Do you love Thanksgiving? I mean do you really LOVE everything about the holiday, from the delicious food to seeing your crazy relatives? Then you are going to be amazed at what goes into making the holiday what it is. And you thought cooking your turkey was a challenge.
1) Are you ready for a day (or three) of eating?
If you can't make it through the daylong celebration of food, football and family be thankful that you weren't around for the first Thanksgiving. That celebration took place in the fall of 1621 in Plymouth Colony between European settlers and the Wampanoag Indians and it lasted three days. Talk about a food coma.
2) What's in a name?
If you think that your Thanksgiving celebration is something special, chances are it has nothing on the celebration in Turkey Creek, La. That town, which has only 440 residents, is one of four towns in the United States with the word turkey in its name. The others are Turkey, Texas, Turkey, N.C. and Turkey Creek, Ariz.
There are also seven towns named after popular Thanksgiving side dishes. Towns and cities named after cranberries are the most popular. In total, seven townships and cities in the United States are named for cranberries, though most have different spellings. [Pardon a Turkey? 7 Thanksgiving Traditions Explained]
3) Who doesn't eat turkey on Thanksgiving?
More people than you may have thought. According to the National Turkey Federation, 88 percent of Americans have turkey on Thanksgiving. So if our math is correct, that leaves 12 percent of people who don't eat turkey on the holiday. Maybe they go for Tofurky? Or Turducken?
4) That's a lot of turkeys
Filling America's appetite for turkeys is a tall task. Last year there were 254 million turkeys raised in the United States, which is up 2 percent from the previous year. The most popular state for raising turkeys was Minnesota, which raised 46 million turkeys last year. Minnesota, along with North Carolina, Arkansas, Missouri, Virginia, Indiana and California, accounted for 70 percent of the turkeys raised in the United States last year.
5) More popular than Christmas and Easter?
Even with 12 percent of people not eating turkey on the holiday, Thanksgiving is still the most popular holiday for turkey consumption. It is estimated that 46 million turkeys are eaten on Thanksgiving, beating out the number eaten on Christmas and Easter combined.
6) That's a big bird
The average turkey purchased for Thanksgiving weighs 16 lbs. (7 kilograms), the National Turkey Federation says. White meat makes up 70 percent of turkeys, while dark meat makes up the other 30 percent. In case you are wondering, white meat has fewer calories and fat than dark meat (for all those dieters trying to make it through the holidays).
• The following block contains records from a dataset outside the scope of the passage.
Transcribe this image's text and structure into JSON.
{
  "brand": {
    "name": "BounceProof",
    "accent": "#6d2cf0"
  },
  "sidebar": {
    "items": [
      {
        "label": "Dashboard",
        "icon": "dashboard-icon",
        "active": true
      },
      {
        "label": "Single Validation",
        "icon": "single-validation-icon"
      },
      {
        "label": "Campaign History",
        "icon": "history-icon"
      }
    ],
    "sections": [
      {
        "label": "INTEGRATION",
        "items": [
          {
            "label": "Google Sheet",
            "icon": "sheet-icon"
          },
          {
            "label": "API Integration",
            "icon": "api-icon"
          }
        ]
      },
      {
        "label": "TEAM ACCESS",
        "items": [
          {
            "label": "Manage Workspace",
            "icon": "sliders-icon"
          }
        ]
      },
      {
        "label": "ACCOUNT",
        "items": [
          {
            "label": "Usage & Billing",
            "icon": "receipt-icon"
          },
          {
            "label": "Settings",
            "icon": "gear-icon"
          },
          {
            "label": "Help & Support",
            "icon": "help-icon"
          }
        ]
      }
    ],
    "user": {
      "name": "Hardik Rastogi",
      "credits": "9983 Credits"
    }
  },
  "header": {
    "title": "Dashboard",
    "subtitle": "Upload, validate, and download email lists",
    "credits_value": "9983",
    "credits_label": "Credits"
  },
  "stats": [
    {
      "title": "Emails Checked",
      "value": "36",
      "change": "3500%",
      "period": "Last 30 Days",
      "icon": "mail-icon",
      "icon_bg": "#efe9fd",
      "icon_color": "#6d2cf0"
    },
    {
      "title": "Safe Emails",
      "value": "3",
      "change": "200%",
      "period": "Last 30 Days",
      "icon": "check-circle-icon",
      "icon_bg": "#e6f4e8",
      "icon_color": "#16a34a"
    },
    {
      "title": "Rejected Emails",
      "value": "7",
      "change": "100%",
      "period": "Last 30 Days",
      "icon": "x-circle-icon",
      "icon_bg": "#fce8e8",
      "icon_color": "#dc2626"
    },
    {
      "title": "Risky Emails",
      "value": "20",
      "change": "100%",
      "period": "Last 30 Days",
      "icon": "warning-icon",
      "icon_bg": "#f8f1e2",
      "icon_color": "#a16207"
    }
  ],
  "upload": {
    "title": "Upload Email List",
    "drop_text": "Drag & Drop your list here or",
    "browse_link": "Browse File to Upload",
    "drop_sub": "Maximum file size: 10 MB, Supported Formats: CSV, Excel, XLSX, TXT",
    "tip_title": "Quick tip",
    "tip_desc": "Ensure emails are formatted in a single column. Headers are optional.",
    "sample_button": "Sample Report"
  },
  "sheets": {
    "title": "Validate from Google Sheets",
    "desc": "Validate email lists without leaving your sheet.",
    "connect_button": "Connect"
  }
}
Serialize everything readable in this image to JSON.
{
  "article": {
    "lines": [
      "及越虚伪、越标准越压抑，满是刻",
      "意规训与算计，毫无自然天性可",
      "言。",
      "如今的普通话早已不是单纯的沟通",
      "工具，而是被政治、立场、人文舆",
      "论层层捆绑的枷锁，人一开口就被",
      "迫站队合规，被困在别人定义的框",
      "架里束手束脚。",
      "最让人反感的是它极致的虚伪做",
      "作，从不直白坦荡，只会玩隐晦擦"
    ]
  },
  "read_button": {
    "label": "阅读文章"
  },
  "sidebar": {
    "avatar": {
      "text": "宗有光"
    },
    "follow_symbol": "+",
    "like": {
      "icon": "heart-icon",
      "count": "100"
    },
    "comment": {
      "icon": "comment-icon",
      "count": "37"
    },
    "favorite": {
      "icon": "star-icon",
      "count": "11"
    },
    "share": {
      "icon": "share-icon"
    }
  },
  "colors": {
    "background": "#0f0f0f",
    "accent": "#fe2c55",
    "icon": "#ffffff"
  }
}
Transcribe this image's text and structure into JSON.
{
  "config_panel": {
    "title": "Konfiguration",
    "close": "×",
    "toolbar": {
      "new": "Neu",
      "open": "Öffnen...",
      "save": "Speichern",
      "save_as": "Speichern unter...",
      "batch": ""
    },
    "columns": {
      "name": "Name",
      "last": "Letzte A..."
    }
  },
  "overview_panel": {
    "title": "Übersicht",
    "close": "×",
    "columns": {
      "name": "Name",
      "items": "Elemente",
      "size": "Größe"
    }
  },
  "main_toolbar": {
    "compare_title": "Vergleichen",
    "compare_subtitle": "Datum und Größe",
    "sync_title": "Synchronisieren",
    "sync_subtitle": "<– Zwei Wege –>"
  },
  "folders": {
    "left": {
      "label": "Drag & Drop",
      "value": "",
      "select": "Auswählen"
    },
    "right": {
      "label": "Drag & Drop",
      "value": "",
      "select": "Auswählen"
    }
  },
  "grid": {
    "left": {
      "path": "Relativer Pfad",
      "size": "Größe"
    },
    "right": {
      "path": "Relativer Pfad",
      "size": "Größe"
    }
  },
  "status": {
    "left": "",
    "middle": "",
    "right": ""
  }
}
7) We can't handle it all
Some of what you eat on Thanksgiving is imported from places that don't even celebrate the holiday. For example, 99.8 percent of imported turkeys come from Canada (they actually do celebrate Thanksgiving, but in October), while the Dominican Republic produces 51 percent of imported sweet potatoes.
8) Thank you berry much
A lot of cranberries are needed to accompany all that turkey on Thanksgiving. In all, 768 million lbs. (350 million kilograms) of cranberries were produced in the United States last year. Two states — Wisconsin and Massachusetts — were responsible for most of the production, producing 450 million and 210 million lbs. (200 million and 95 million kg) of cranberries, respectively.
9) How sweet it is
Satisfying America's sweet tooth takes a few billion pounds of sweet potatoes. Last year alone the United States produced 2.6 billion lbs. (1 billion kg) of sweet potatoes. North Carolina led production with 1.2 billion lbs. (0.5 billion kg).
10) Some turkeys can't fly but they have been to space
In fact, turkey was the first meal enjoyed by Neil Armstrong and Buzz Aldrin when they were on the moon. Now you can be the talk of your dinner table this holiday — a perfect turkey tidbit to impress holiday dinner guests.
11) Bald eagle who?
It's hard to imagine the turkey as the official bird of the United States, but if Ben Franklin had had his way, it could have been. In a letter to his daughter, Franklin referred to the turkey saying, "I wish the bald eagle had not been chosen as the representative of our country! The turkey is a much more respectable bird, and withal a true original native of America."
All facts are from the United States Census Bureau and the National Turkey Federation.